■ **REQUIRED ACTION**
Copy the data precisely, keeping every character.

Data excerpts
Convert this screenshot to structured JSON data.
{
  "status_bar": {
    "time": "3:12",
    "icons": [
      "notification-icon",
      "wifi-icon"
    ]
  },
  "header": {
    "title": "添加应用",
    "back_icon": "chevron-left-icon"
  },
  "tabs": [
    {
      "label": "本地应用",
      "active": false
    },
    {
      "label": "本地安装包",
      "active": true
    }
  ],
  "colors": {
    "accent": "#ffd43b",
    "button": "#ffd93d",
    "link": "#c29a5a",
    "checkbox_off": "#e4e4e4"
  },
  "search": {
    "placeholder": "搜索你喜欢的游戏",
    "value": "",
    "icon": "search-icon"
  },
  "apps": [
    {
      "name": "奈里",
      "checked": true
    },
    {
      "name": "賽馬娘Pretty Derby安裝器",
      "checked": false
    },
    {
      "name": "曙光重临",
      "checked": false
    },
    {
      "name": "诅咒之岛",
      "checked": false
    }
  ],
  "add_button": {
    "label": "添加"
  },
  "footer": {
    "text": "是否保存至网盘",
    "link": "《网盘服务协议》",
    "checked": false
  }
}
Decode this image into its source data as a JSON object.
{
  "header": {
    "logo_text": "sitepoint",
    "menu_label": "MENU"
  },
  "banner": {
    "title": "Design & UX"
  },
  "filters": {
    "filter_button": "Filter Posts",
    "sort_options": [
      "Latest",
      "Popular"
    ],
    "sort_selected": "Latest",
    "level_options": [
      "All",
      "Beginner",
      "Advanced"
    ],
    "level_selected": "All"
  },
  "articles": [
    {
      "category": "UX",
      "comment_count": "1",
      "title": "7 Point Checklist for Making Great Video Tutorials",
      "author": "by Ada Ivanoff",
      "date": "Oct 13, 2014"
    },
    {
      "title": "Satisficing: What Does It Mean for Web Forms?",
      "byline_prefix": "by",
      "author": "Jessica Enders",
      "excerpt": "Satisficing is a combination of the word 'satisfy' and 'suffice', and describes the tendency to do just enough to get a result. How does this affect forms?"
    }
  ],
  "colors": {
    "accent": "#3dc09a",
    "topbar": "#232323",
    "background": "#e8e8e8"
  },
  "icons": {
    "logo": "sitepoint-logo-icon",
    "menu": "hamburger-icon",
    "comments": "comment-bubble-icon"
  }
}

■ **RESULT BELOW**
Convert this screenshot to structured JSON data.
{
  "status_bar": {
    "time": "3:12",
    "icons": [
      "notification-icon",
      "wifi-icon"
    ]
  },
  "header": {
    "title": "添加应用",
    "back_icon": "chevron-left-icon"
  },
  "tabs": [
    {
      "label": "本地应用",
      "active": false
    },
    {
      "label": "本地安装包",
      "active": true
    }
  ],
  "colors": {
    "accent": "#ffd43b",
    "button": "#ffd93d",
    "link": "#c29a5a",
    "checkbox_off": "#e4e4e4"
  },
  "search": {
    "placeholder": "搜索你喜欢的游戏",
    "value": "",
    "icon": "search-icon"
  },
  "apps": [
    {
      "name": "奈里",
      "checked": true
    },
    {
      "name": "賽馬娘Pretty Derby安裝器",
      "checked": false
    },
    {
      "name": "曙光重临",
      "checked": false
    },
    {
      "name": "诅咒之岛",
      "checked": false
    }
  ],
  "add_button": {
    "label": "添加"
  },
  "footer": {
    "text": "是否保存至网盘",
    "link": "《网盘服务协议》",
    "checked": false
  }
}
Decode this image into its source data as a JSON object.
{
  "header": {
    "logo_text": "sitepoint",
    "menu_label": "MENU"
  },
  "banner": {
    "title": "Design & UX"
  },
  "filters": {
    "filter_button": "Filter Posts",
    "sort_options": [
      "Latest",
      "Popular"
    ],
    "sort_selected": "Latest",
    "level_options": [
      "All",
      "Beginner",
      "Advanced"
    ],
    "level_selected": "All"
  },
  "articles": [
    {
      "category": "UX",
      "comment_count": "1",
      "title": "7 Point Checklist for Making Great Video Tutorials",
      "author": "by Ada Ivanoff",
      "date": "Oct 13, 2014"
    },
    {
      "title": "Satisficing: What Does It Mean for Web Forms?",
      "byline_prefix": "by",
      "author": "Jessica Enders",
      "excerpt": "Satisficing is a combination of the word 'satisfy' and 'suffice', and describes the tendency to do just enough to get a result. How does this affect forms?"
    }
  ],
  "colors": {
    "accent": "#3dc09a",
    "topbar": "#232323",
    "background": "#e8e8e8"
  },
  "icons": {
    "logo": "sitepoint-logo-icon",
    "menu": "hamburger-icon",
    "comments": "comment-bubble-icon"
  }
}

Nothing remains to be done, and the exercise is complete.